"Billions of people are living in Africa, and many of them are very young," noted Muraya. "Even so, the [GDP] growth rate is not high enough. A lot more needs to be done because technology moves ahead rapidly." Muraya recalled recent developments in her country. "In 2007, fraud was discovered in the manual system for recounting votes in elections that, unfortunately, wound up pitting some people against others. That led to deaths and serious reversals for many local businesses. But thanks to the introduction of a system of electronic voting for the next elections in 2012, nothing like that is going to happen again."
Muraya offered her own recipe for succeeding as an entrepreneur. "You need to have a capacity to adapt, while at the same time maintaining your passion and focusing on the concept behind your business. Entrepreneurs also need the right partner who shares their vision and energy." Microfinancing has played a crucial role and microloans in particular are "very sensitive to the special conditions of peoples who are located at the base of the pyramid" in Africa and other regions in developing countries, Muraya noted. The microfinancing models have benefitted women more than they have benefitted men, since women are more likely to repay their loans and are more focused on achieving their entrepreneurial goals, Muraya said.
Zufiria noted that "with the arrival of information technologies, locally available talent is playing a more important role" in Africa, as well as China and Brazil. "Manual labor is no longer so important; the capacity for innovation has taken its place. There is only one solution, which is technology, but you need the courage and talent to make it useful." Added Kacou: "When we figure out how to provide services that are really useful for society, we will get out of this cycle, and we will be able to develop programs that are capable of overcoming every barrier."
Garaña, who has worked for 15 years in Latin America, joined the debate about the role that developing countries play during a recession.
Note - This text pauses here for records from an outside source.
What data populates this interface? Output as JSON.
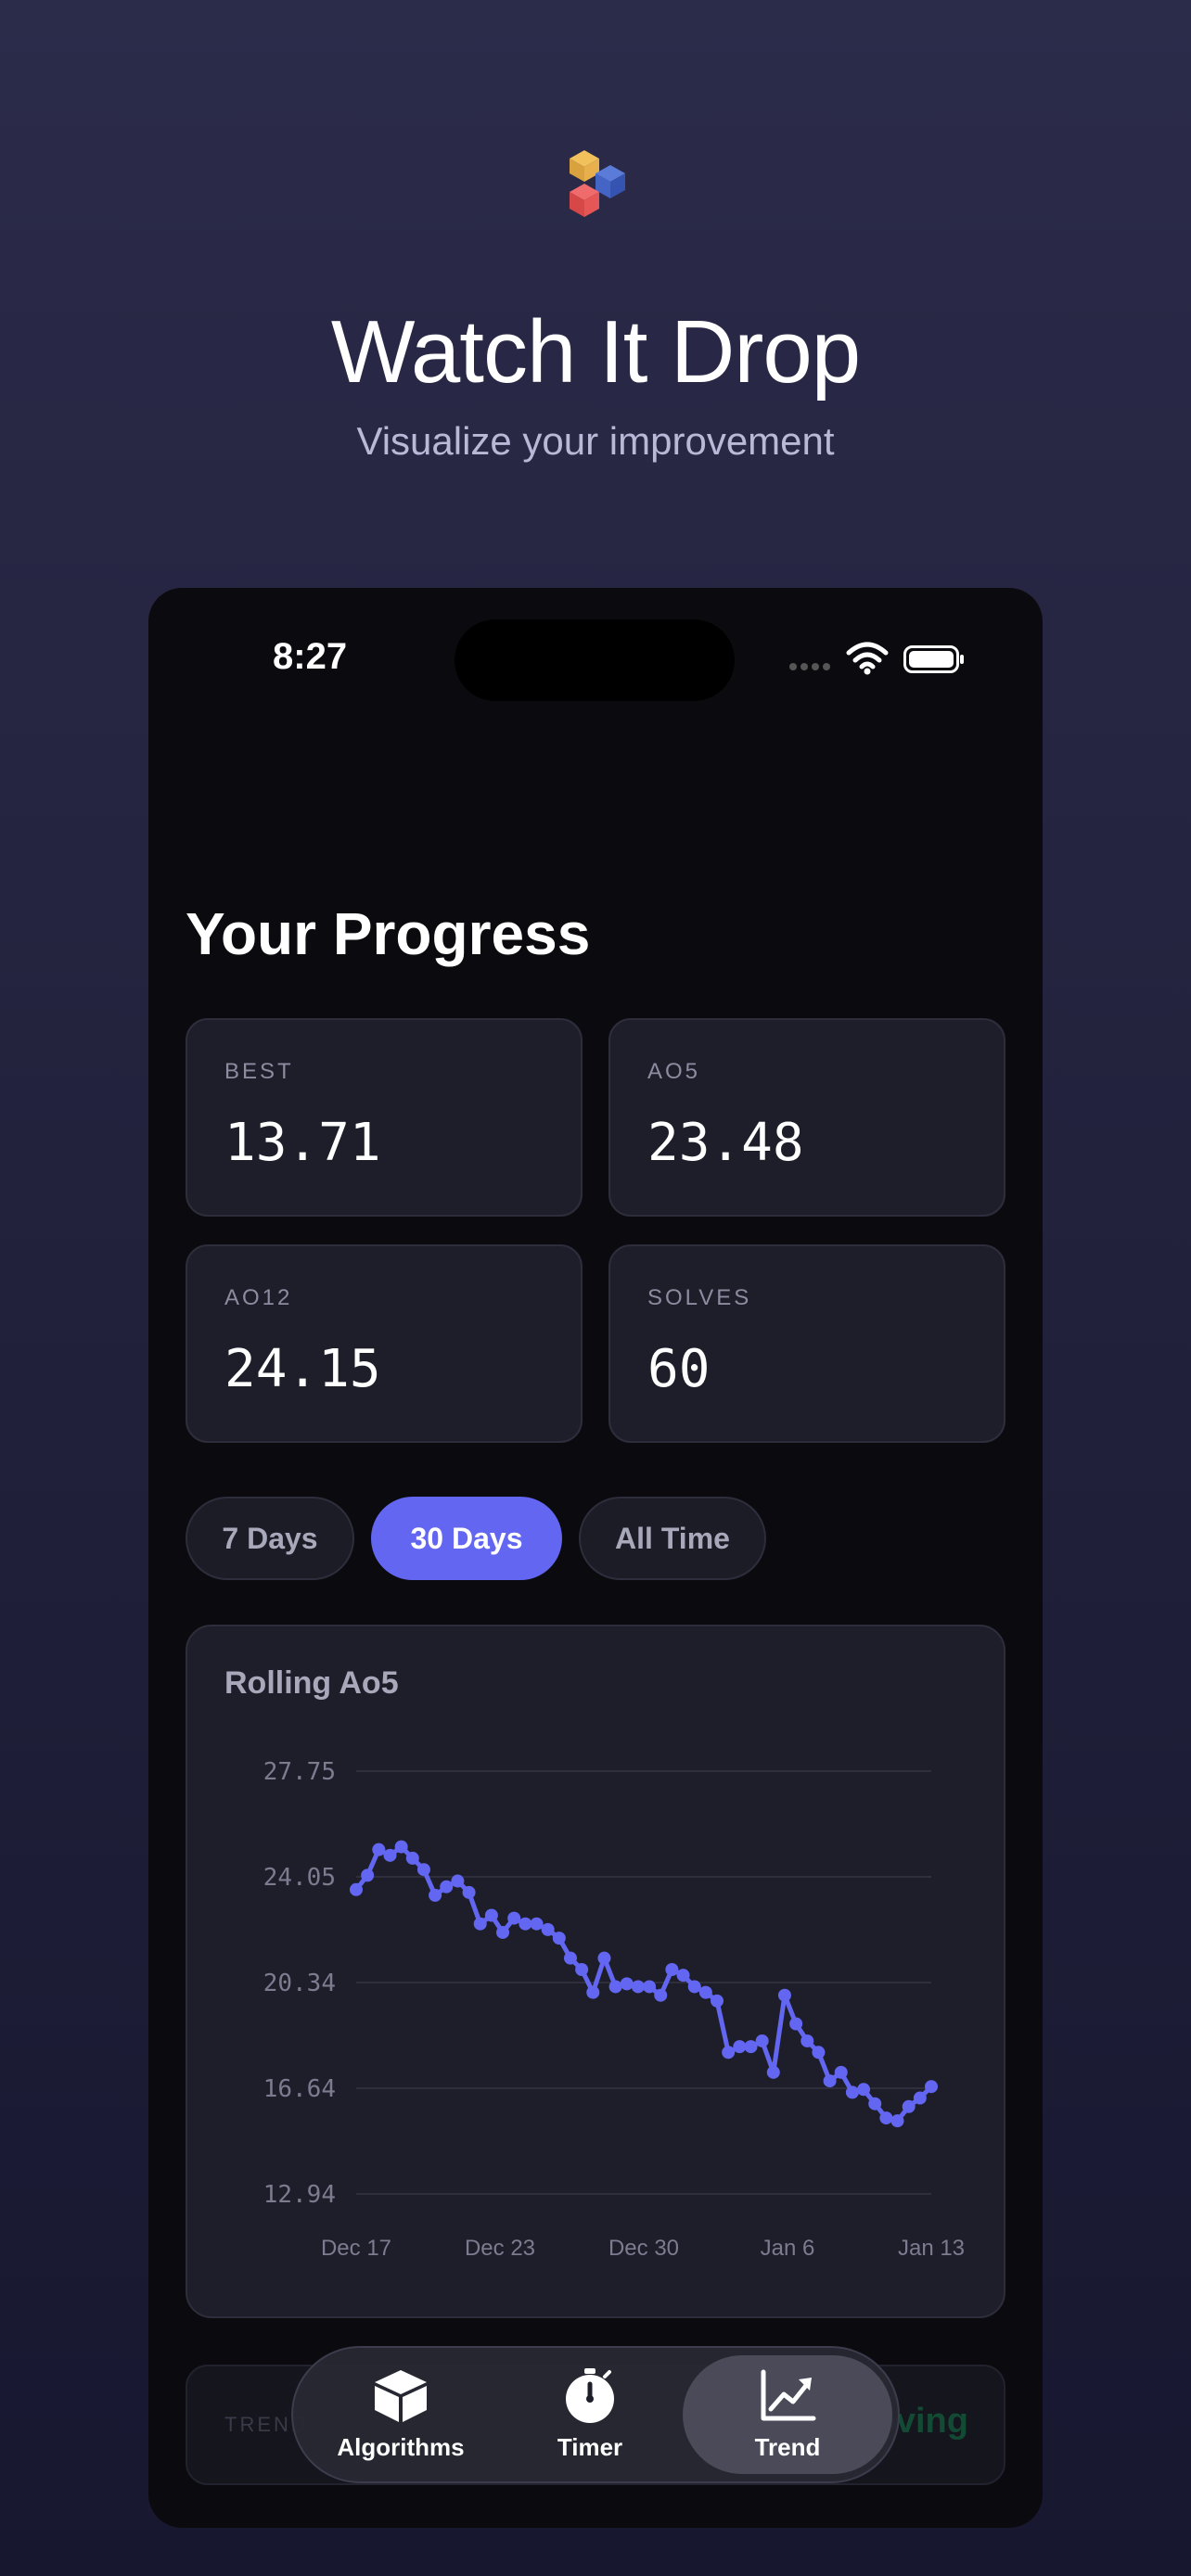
{
  "hero": {
    "title": "Watch It Drop",
    "subtitle": "Visualize your improvement"
  },
  "status_bar": {
    "time": "8:27"
  },
  "screen": {
    "title": "Your Progress"
  },
  "stats": [
    {
      "label": "BEST",
      "value": "13.71"
    },
    {
      "label": "AO5",
      "value": "23.48"
    },
    {
      "label": "AO12",
      "value": "24.15"
    },
    {
      "label": "SOLVES",
      "value": "60"
    }
  ],
  "ranges": {
    "options": [
      "7 Days",
      "30 Days",
      "All Time"
    ],
    "selected": "30 Days"
  },
  "chart_data": {
    "type": "line",
    "title": "Rolling Ao5",
    "xlabel": "",
    "ylabel": "",
    "y_ticks": [
      "27.75",
      "24.05",
      "20.34",
      "16.64",
      "12.94"
    ],
    "x_ticks": [
      "Dec 17",
      "Dec 23",
      "Dec 30",
      "Jan 6",
      "Jan 13"
    ],
    "ylim": [
      12.94,
      27.75
    ],
    "grid": true,
    "color": "#6366f1",
    "series": [
      {
        "values": [
          23.6,
          24.1,
          25.0,
          24.8,
          25.1,
          24.7,
          24.3,
          23.4,
          23.7,
          23.9,
          23.5,
          22.4,
          22.7,
          22.1,
          22.6,
          22.4,
          22.4,
          22.2,
          21.9,
          21.2,
          20.8,
          20.0,
          21.2,
          20.2,
          20.3,
          20.2,
          20.2,
          19.9,
          20.8,
          20.6,
          20.2,
          20.0,
          19.7,
          17.9,
          18.1,
          18.1,
          18.3,
          17.2,
          19.9,
          18.9,
          18.3,
          17.9,
          16.9,
          17.2,
          16.5,
          16.6,
          16.1,
          15.6,
          15.5,
          16.0,
          16.3,
          16.7
        ]
      }
    ]
  },
  "trend_card": {
    "label": "TREND",
    "status": "Improving"
  },
  "tab_bar": {
    "items": [
      "Algorithms",
      "Timer",
      "Trend"
    ],
    "active": "Trend"
  },
  "colors": {
    "accent": "#6366f1",
    "background_top": "#2b2b4a",
    "phone_bg": "#0b0b0f",
    "card_bg": "#1e1e2b"
  },
  "icons": {
    "logo": "cube-logo",
    "algorithms": "cube-icon",
    "timer": "stopwatch-icon",
    "trend": "trend-chart-icon"
  }
}
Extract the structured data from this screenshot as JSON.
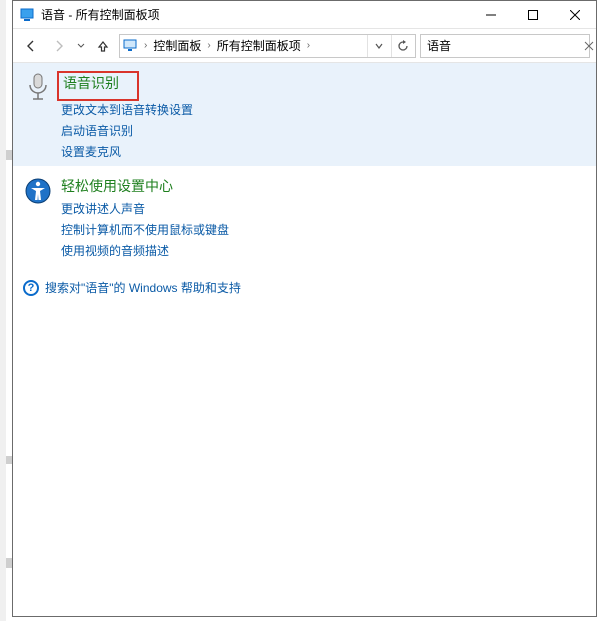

She noted that a recession offers these countries a unique opportunity because their growth has been limited historically by what could be called a "psychological crisis." "This is not a global crisis," suggested Zufiria, "but one that involves the countries of the 'First World' -- the industrialized nations. Regions such as Africa have a good future ahead of them," and they have not been as affected by the global recession.
"If we return to the essence of the meaning of the word 'innovation,' we will find the answer in our own capacity to undertake new business activities," stated Garaña. "If there is something positive that can be gotten out of this economic crisis, it is the capacity to reflect about things, to get back to talking about the basics. For many companies, innovation has stopped being considered a business expense; it has become a necessary gearshift for productivity."